July 15, 2010 — Steve Thompson
“Fear of failure is the single biggest obstacle in adult life.”
Brian Tracy gives three purposes to conversation:
- Self expression and interaction with others – it’s fun and enjoyable.
- To get to know another person better. This is so important in business conversations, whether it’s when you bring someone new into the company or when you’re taking on a new client. You need to understand how you and that person will work together – or not work together – talking to them is one of the best ways to find out.
- To build trust and credibility. This isn’t something that happens instantly. Trust and credibility are built through consistency.
Unfortunately, you aren’t going to build trust and consistency through one or two enjoyable conversations. And, as we talked about a while back in the hiring blog, it’s a good idea to hold conversations in a few different locations and situations if you really want to understand a person and get to know them.
“One of the very best ways to learn about another person is to spend unbroken time in their company. I’ve found that a two- or three-hour car trip is one of the most revealing experiences you will ever have with another human being. People who have gotten along well for many years, working or socializing together in brief stints, will often find that an extended car trip brings out elements of their personalities that they did not know existed.”
(Can't you just hear your father saying, “Don’t make me have to pull this car over!”)
I think we can agree that if the conversation is for business purposes, the latter two reasons – to get to know a person better, and to build trust and credibility – are the priorities.
So does that mean conversations in business should be intense and boring? I dug this little gem of advice from an advice column written in the early 1900s:
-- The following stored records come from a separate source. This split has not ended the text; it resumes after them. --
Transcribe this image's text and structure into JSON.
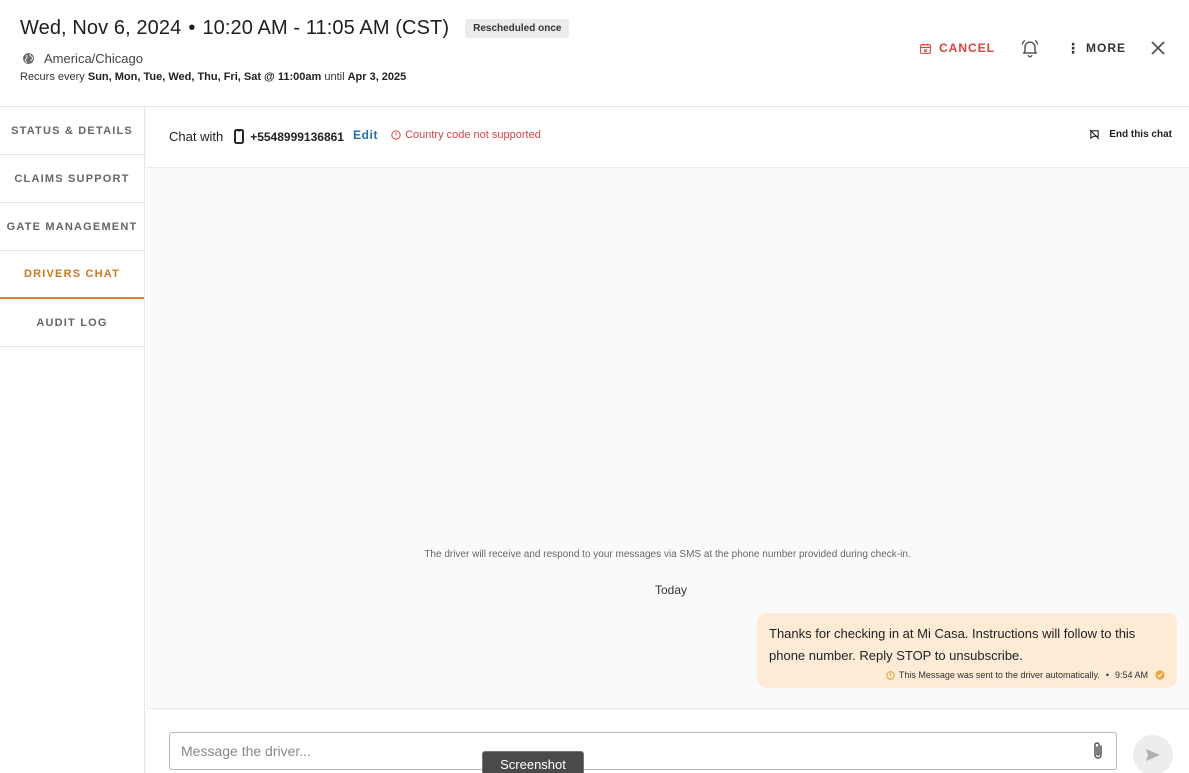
{
  "header": {
    "date": "Wed, Nov 6, 2024",
    "dot": "•",
    "time_range": "10:20 AM - 11:05 AM (CST)",
    "badge": "Rescheduled once",
    "timezone": "America/Chicago",
    "recur_prefix": "Recurs every",
    "recur_days": "Sun, Mon, Tue, Wed, Thu, Fri, Sat @ 11:00am",
    "recur_until_word": "until",
    "recur_until_date": "Apr 3, 2025"
  },
  "actions": {
    "cancel_label": "CANCEL",
    "more_label": "MORE"
  },
  "sidebar": {
    "items": [
      {
        "label": "STATUS & DETAILS"
      },
      {
        "label": "CLAIMS SUPPORT"
      },
      {
        "label": "GATE MANAGEMENT"
      },
      {
        "label": "DRIVERS CHAT",
        "active": true
      },
      {
        "label": "AUDIT LOG"
      }
    ]
  },
  "chat": {
    "with_label": "Chat with",
    "phone": "+5548999136861",
    "edit_label": "Edit",
    "warning": "Country code not supported",
    "end_label": "End this chat",
    "info": "The driver will receive and respond to your messages via SMS at the phone number provided during check-in.",
    "day_label": "Today",
    "messages": [
      {
        "text": "Thanks for checking in at Mi Casa. Instructions will follow to this phone number. Reply STOP to unsubscribe.",
        "note": "This Message was sent to the driver automatically.",
        "sep": "•",
        "time": "9:54 AM"
      }
    ],
    "composer_placeholder": "Message the driver..."
  },
  "overlay": {
    "screenshot_tab": "Screenshot"
  },
  "colors": {
    "accent": "#d88a2a",
    "danger": "#d9443a",
    "link": "#1c6fb3",
    "bubble": "#fdebd6"
  }
}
"Business conversation, on the other hand, should always get somewhere; it must be held to its course. It is true that some successful salesmen, for example, have the gift of carrying on conversation in a leisurely manner, as if talking for pleasure only, but in reality they are working toward a goal. They will not let the talk drift so far that they cannot lead it back to the point."
I think the author has a point – you do need to have some control over the conversation, but I also think that it’s essential that you get to know the people you do business with on deeper level.
I’m not talking poker night with the cleaning lady – but I do think a game of golf or a hike doesn’t go amiss.
A good conversation should:
- Have mutual respect – that means everyone takes turns.
- Involve listening, clarity and digestion of thoughts – remember a good listener will paraphrase to clarify; and always take a second before you speak – Brian Tracy calls a pause “classy” – it prevents you from interrupting and the extra thinking time can stop your foot from going in your mouth.
- Strengthen the bond between the participants – it creates mutual understanding and an “in” on the topics covered, it develops intimacy.
A Brian Tracy Certified FocalPoint Business Coach can help mentor you through effective conversations skills – whether you are too shy or you are a run-on-babbler – they have techniques and tools to get talking effectively.